It took me a little while to get into the swing of the book. In part, this is due to the 'political thriller' tag it carries. I'm not sure 'thriller' is the right categorisation. To me, it's more of a literary novel.
As the plot unfolds and the authorities try to come to terms with a serious alcohol problem, the book reveals the complexities of meetings and human interactions and the role of ambition and passion and how, when all the ingredients are put into the mix, making decisions is far from being a simple process.
Dawn Reeves is a fine writer. The prose is clear and clean and flows nicely. Her characters are very well-drawn and the detail of her characterisations suggest that she must be a fine observer.
Of all things in the story, I think I particularly enjoyed the humour - it ranges from gentle to dark to observational to cutting and it's very well played.
This is a very good debut and I think there will be some great Dawn Reeves books to look forward to in the future; I certainly hope so.
perceived survival needs with the collective needs of the community in which they live; an age-old dilemma of individual 'ego' versus 'the greater good'.
The novel significantly increases in pace towards the final denouement, in which the spirit of 'the greater good' unexpectedly triumphs with several unpredictable twists and turns along the way. Whilst the book is described as a 'political thriller', there is nothing didactic in Reeves' tone, and the reader is left to draw their own conclusions. A very modern novel, encapsulating timeless themes - a real accomplishment for an original upcoming novelist!

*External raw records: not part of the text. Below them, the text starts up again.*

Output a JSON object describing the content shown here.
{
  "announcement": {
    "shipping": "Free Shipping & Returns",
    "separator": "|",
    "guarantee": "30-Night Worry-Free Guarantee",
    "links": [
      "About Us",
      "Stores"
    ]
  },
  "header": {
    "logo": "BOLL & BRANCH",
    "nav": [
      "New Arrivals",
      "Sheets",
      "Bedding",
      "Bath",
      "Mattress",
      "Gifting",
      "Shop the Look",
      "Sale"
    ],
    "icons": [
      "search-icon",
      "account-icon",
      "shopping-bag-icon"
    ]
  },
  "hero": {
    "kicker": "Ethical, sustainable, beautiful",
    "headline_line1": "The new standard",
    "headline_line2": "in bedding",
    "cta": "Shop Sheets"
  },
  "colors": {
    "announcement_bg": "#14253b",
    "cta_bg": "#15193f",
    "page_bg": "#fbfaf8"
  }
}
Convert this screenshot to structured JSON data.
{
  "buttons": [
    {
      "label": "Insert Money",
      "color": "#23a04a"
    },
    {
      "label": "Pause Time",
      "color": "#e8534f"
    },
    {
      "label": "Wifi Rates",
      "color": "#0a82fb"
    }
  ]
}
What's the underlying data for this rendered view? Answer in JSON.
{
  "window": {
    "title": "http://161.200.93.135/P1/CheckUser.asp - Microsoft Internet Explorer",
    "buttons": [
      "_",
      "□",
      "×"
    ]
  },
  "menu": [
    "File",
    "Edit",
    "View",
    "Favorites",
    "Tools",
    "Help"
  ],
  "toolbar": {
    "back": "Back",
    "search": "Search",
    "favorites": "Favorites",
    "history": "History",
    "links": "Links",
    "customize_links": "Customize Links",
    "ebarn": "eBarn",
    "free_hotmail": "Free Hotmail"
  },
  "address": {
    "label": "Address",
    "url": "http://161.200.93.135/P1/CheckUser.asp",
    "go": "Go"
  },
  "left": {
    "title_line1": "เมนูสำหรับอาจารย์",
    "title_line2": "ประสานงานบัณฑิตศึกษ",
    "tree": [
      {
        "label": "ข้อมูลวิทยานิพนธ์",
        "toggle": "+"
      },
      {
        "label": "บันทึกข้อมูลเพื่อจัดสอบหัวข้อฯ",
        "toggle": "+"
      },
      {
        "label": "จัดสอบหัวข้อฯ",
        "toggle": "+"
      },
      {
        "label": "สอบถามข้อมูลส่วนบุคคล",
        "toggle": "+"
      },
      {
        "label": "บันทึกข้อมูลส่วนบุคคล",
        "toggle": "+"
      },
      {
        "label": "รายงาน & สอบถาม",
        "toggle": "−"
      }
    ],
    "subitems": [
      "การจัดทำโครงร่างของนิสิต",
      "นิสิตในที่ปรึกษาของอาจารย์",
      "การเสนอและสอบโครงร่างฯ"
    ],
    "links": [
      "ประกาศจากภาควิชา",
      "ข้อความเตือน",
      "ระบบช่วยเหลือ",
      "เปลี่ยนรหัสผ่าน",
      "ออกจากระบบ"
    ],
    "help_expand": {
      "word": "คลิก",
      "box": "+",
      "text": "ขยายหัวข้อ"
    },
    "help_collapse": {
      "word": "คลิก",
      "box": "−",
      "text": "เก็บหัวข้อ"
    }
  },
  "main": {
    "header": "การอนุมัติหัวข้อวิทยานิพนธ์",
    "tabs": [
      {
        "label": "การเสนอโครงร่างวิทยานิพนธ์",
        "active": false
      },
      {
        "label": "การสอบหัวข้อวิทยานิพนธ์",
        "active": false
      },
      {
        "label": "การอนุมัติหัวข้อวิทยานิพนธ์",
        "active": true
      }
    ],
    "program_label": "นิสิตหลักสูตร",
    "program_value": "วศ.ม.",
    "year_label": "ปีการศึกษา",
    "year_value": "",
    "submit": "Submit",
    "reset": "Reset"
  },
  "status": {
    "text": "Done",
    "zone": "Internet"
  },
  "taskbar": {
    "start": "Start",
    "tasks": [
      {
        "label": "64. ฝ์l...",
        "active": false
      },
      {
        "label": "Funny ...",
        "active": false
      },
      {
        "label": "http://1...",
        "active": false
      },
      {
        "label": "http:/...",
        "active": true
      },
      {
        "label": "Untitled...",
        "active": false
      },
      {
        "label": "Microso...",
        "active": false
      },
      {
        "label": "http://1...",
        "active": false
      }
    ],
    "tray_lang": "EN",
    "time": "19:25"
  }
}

If you have never worked in the strange world of local government, or never had any dealings with it (like I had) this is what it's really like. People who think public servants don't care and are only in it for the pension and an easy life will see in this book how many officer really want to make a better world but are thwarted by "the system".
If I have a criticism it is that perhaps the characters are a bit black and white: too earnest or to bad. There is a world of grey out there and perhaps a bit of humour or light relief would have helped. Some of the funniest people I've ever met work in the public sector.
Read this and experience a different life!